• _Aim of the task_
Return all of the following entries as written, but without the images.

──────── Study material

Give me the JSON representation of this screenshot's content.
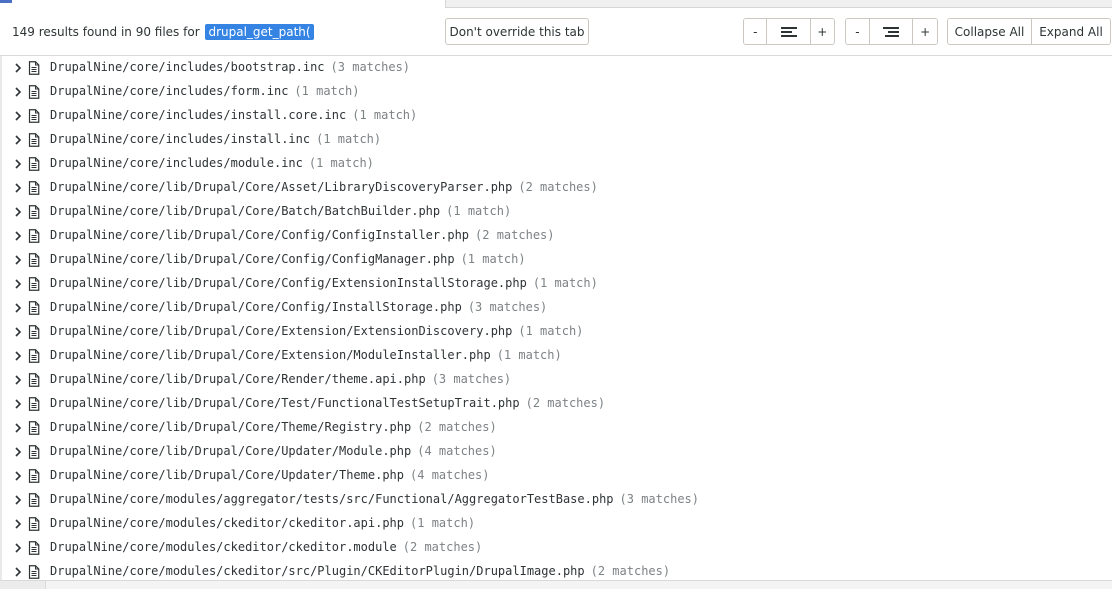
{
  "search": {
    "summary_prefix": "149 results found in 90 files for",
    "query": "drupal_get_path("
  },
  "toolbar": {
    "override_label": "Don't override this tab",
    "minus_label": "-",
    "plus_label": "+",
    "collapse_all_label": "Collapse All",
    "expand_all_label": "Expand All"
  },
  "results": [
    {
      "path": "DrupalNine/core/includes/bootstrap.inc",
      "count": "(3 matches)"
    },
    {
      "path": "DrupalNine/core/includes/form.inc",
      "count": "(1 match)"
    },
    {
      "path": "DrupalNine/core/includes/install.core.inc",
      "count": "(1 match)"
    },
    {
      "path": "DrupalNine/core/includes/install.inc",
      "count": "(1 match)"
    },
    {
      "path": "DrupalNine/core/includes/module.inc",
      "count": "(1 match)"
    },
    {
      "path": "DrupalNine/core/lib/Drupal/Core/Asset/LibraryDiscoveryParser.php",
      "count": "(2 matches)"
    },
    {
      "path": "DrupalNine/core/lib/Drupal/Core/Batch/BatchBuilder.php",
      "count": "(1 match)"
    },
    {
      "path": "DrupalNine/core/lib/Drupal/Core/Config/ConfigInstaller.php",
      "count": "(2 matches)"
    },
    {
      "path": "DrupalNine/core/lib/Drupal/Core/Config/ConfigManager.php",
      "count": "(1 match)"
    },
    {
      "path": "DrupalNine/core/lib/Drupal/Core/Config/ExtensionInstallStorage.php",
      "count": "(1 match)"
    },
    {
      "path": "DrupalNine/core/lib/Drupal/Core/Config/InstallStorage.php",
      "count": "(3 matches)"
    },
    {
      "path": "DrupalNine/core/lib/Drupal/Core/Extension/ExtensionDiscovery.php",
      "count": "(1 match)"
    },
    {
      "path": "DrupalNine/core/lib/Drupal/Core/Extension/ModuleInstaller.php",
      "count": "(1 match)"
    },
    {
      "path": "DrupalNine/core/lib/Drupal/Core/Render/theme.api.php",
      "count": "(3 matches)"
    },
    {
      "path": "DrupalNine/core/lib/Drupal/Core/Test/FunctionalTestSetupTrait.php",
      "count": "(2 matches)"
    },
    {
      "path": "DrupalNine/core/lib/Drupal/Core/Theme/Registry.php",
      "count": "(2 matches)"
    },
    {
      "path": "DrupalNine/core/lib/Drupal/Core/Updater/Module.php",
      "count": "(4 matches)"
    },
    {
      "path": "DrupalNine/core/lib/Drupal/Core/Updater/Theme.php",
      "count": "(4 matches)"
    },
    {
      "path": "DrupalNine/core/modules/aggregator/tests/src/Functional/AggregatorTestBase.php",
      "count": "(3 matches)"
    },
    {
      "path": "DrupalNine/core/modules/ckeditor/ckeditor.api.php",
      "count": "(1 match)"
    },
    {
      "path": "DrupalNine/core/modules/ckeditor/ckeditor.module",
      "count": "(2 matches)"
    },
    {
      "path": "DrupalNine/core/modules/ckeditor/src/Plugin/CKEditorPlugin/DrupalImage.php",
      "count": "(2 matches)"
    }
  ],
  "icons": {
    "row_toggle": "chevron-right-icon",
    "row_file": "file-icon",
    "align_left": "align-left-icon",
    "align_right": "align-right-icon"
  },
  "colors": {
    "query_highlight": "#3584e4",
    "tab_accent": "#4a6fc4",
    "match_count": "#7d8285"
  }
}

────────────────

• _Exercise result_
Give me the JSON representation of this screenshot's content.
{
  "search": {
    "summary_prefix": "149 results found in 90 files for",
    "query": "drupal_get_path("
  },
  "toolbar": {
    "override_label": "Don't override this tab",
    "minus_label": "-",
    "plus_label": "+",
    "collapse_all_label": "Collapse All",
    "expand_all_label": "Expand All"
  },
  "results": [
    {
      "path": "DrupalNine/core/includes/bootstrap.inc",
      "count": "(3 matches)"
    },
    {
      "path": "DrupalNine/core/includes/form.inc",
      "count": "(1 match)"
    },
    {
      "path": "DrupalNine/core/includes/install.core.inc",
      "count": "(1 match)"
    },
    {
      "path": "DrupalNine/core/includes/install.inc",
      "count": "(1 match)"
    },
    {
      "path": "DrupalNine/core/includes/module.inc",
      "count": "(1 match)"
    },
    {
      "path": "DrupalNine/core/lib/Drupal/Core/Asset/LibraryDiscoveryParser.php",
      "count": "(2 matches)"
    },
    {
      "path": "DrupalNine/core/lib/Drupal/Core/Batch/BatchBuilder.php",
      "count": "(1 match)"
    },
    {
      "path": "DrupalNine/core/lib/Drupal/Core/Config/ConfigInstaller.php",
      "count": "(2 matches)"
    },
    {
      "path": "DrupalNine/core/lib/Drupal/Core/Config/ConfigManager.php",
      "count": "(1 match)"
    },
    {
      "path": "DrupalNine/core/lib/Drupal/Core/Config/ExtensionInstallStorage.php",
      "count": "(1 match)"
    },
    {
      "path": "DrupalNine/core/lib/Drupal/Core/Config/InstallStorage.php",
      "count": "(3 matches)"
    },
    {
      "path": "DrupalNine/core/lib/Drupal/Core/Extension/ExtensionDiscovery.php",
      "count": "(1 match)"
    },
    {
      "path": "DrupalNine/core/lib/Drupal/Core/Extension/ModuleInstaller.php",
      "count": "(1 match)"
    },
    {
      "path": "DrupalNine/core/lib/Drupal/Core/Render/theme.api.php",
      "count": "(3 matches)"
    },
    {
      "path": "DrupalNine/core/lib/Drupal/Core/Test/FunctionalTestSetupTrait.php",
      "count": "(2 matches)"
    },
    {
      "path": "DrupalNine/core/lib/Drupal/Core/Theme/Registry.php",
      "count": "(2 matches)"
    },
    {
      "path": "DrupalNine/core/lib/Drupal/Core/Updater/Module.php",
      "count": "(4 matches)"
    },
    {
      "path": "DrupalNine/core/lib/Drupal/Core/Updater/Theme.php",
      "count": "(4 matches)"
    },
    {
      "path": "DrupalNine/core/modules/aggregator/tests/src/Functional/AggregatorTestBase.php",
      "count": "(3 matches)"
    },
    {
      "path": "DrupalNine/core/modules/ckeditor/ckeditor.api.php",
      "count": "(1 match)"
    },
    {
      "path": "DrupalNine/core/modules/ckeditor/ckeditor.module",
      "count": "(2 matches)"
    },
    {
      "path": "DrupalNine/core/modules/ckeditor/src/Plugin/CKEditorPlugin/DrupalImage.php",
      "count": "(2 matches)"
    }
  ],
  "icons": {
    "row_toggle": "chevron-right-icon",
    "row_file": "file-icon",
    "align_left": "align-left-icon",
    "align_right": "align-right-icon"
  },
  "colors": {
    "query_highlight": "#3584e4",
    "tab_accent": "#4a6fc4",
    "match_count": "#7d8285"
  }
}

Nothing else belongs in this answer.